## 5.2. Compact and Perfect Sets

### Example 5.2.13(c): Properties of the Cantor Set

The definition of the Cantor set is as follows: letand define, for eachA_{0}= [0, 1]

*n*, the sets

*recursively as*

**A**_{n}Then the Cantor set is given as:A_{n}=A_{n-1}\

To be more specific, we have:=CA_{n}

That is, at theA_{0}= [0, 1]

A_{1}= [0, 1] \ (1/3, 2/3)

A_{2}=A_{1}\ [(1/9, 2/9) (7/9, 8/9)] =

[0,1] \ (1/3, 2/3) ) \ (1/9, 2/9) \ (7/9, 8/9)

...

*n*-th stage (

*n > 0*) we remove

*2*intervals from each previous set, each having length

^{n-1}*1 / 3*. Therefore, we will remove a total length of

^{n}from the unit interval

*[0, 1]*. Since we remove a set of total length 1 from the unit interval, the length of the remaining Cantor set must be 0.
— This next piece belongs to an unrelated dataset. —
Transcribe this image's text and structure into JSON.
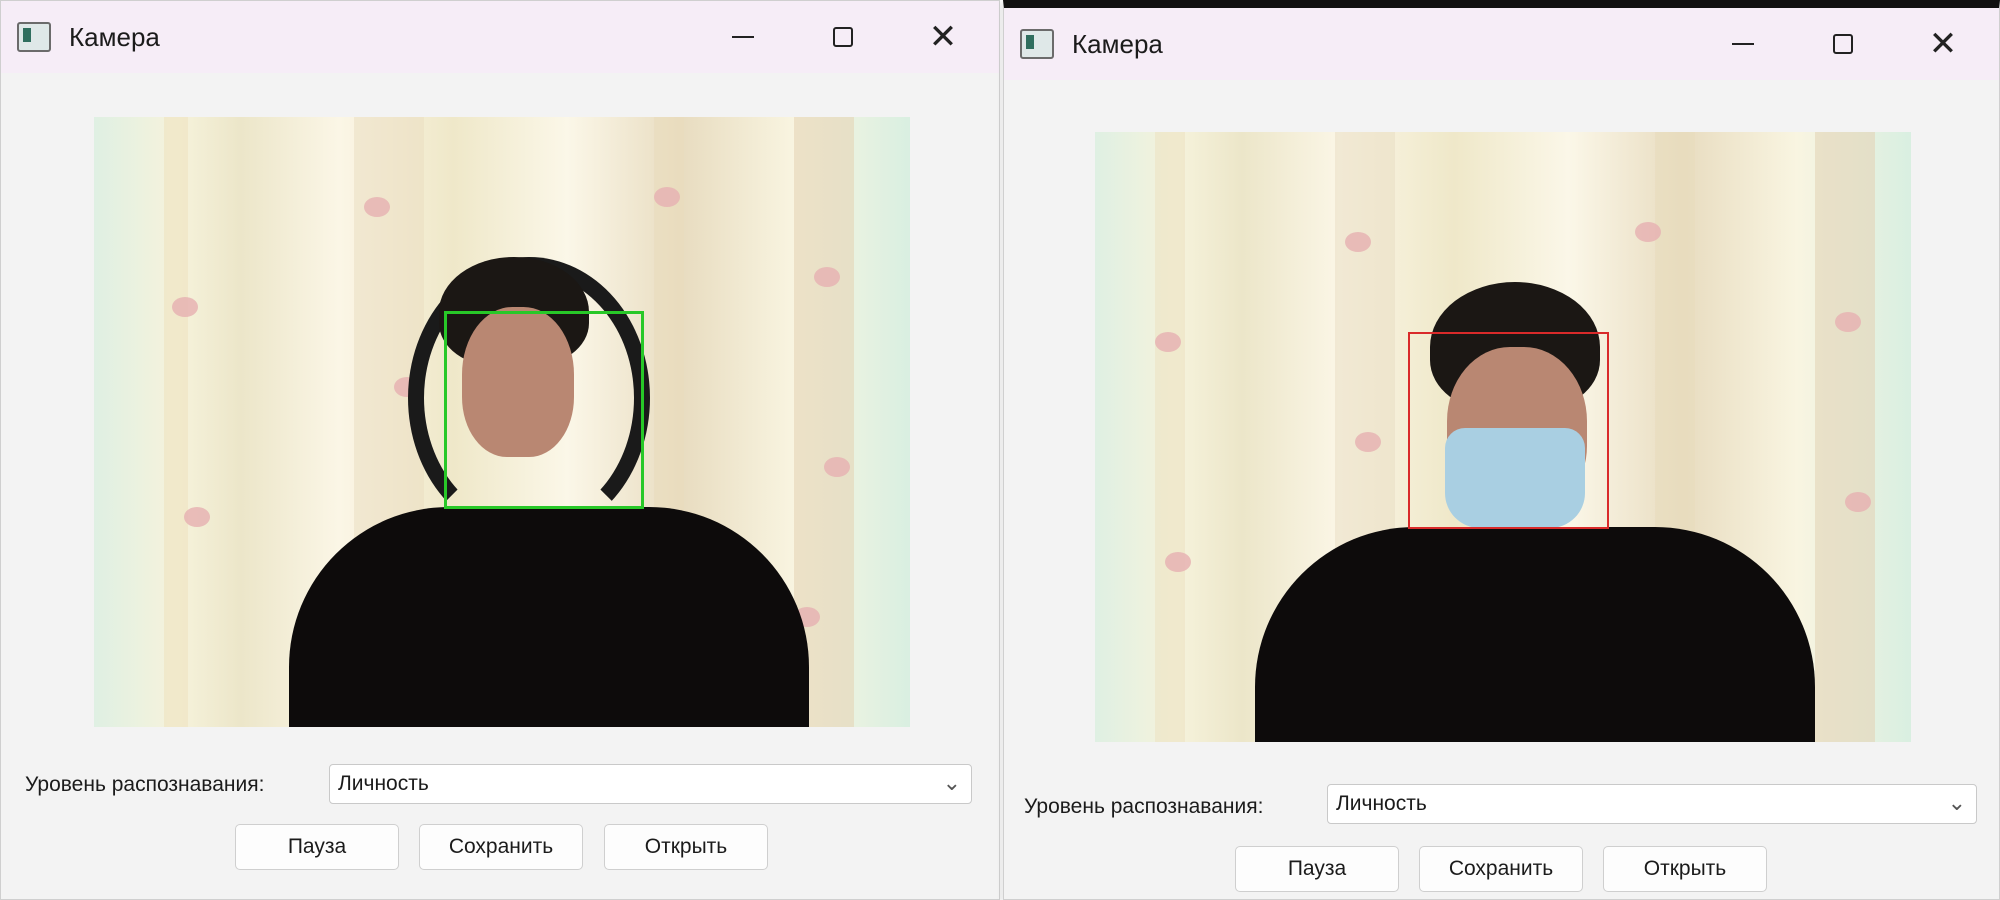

The Cantor set contains uncountably many points because it is a perfect set.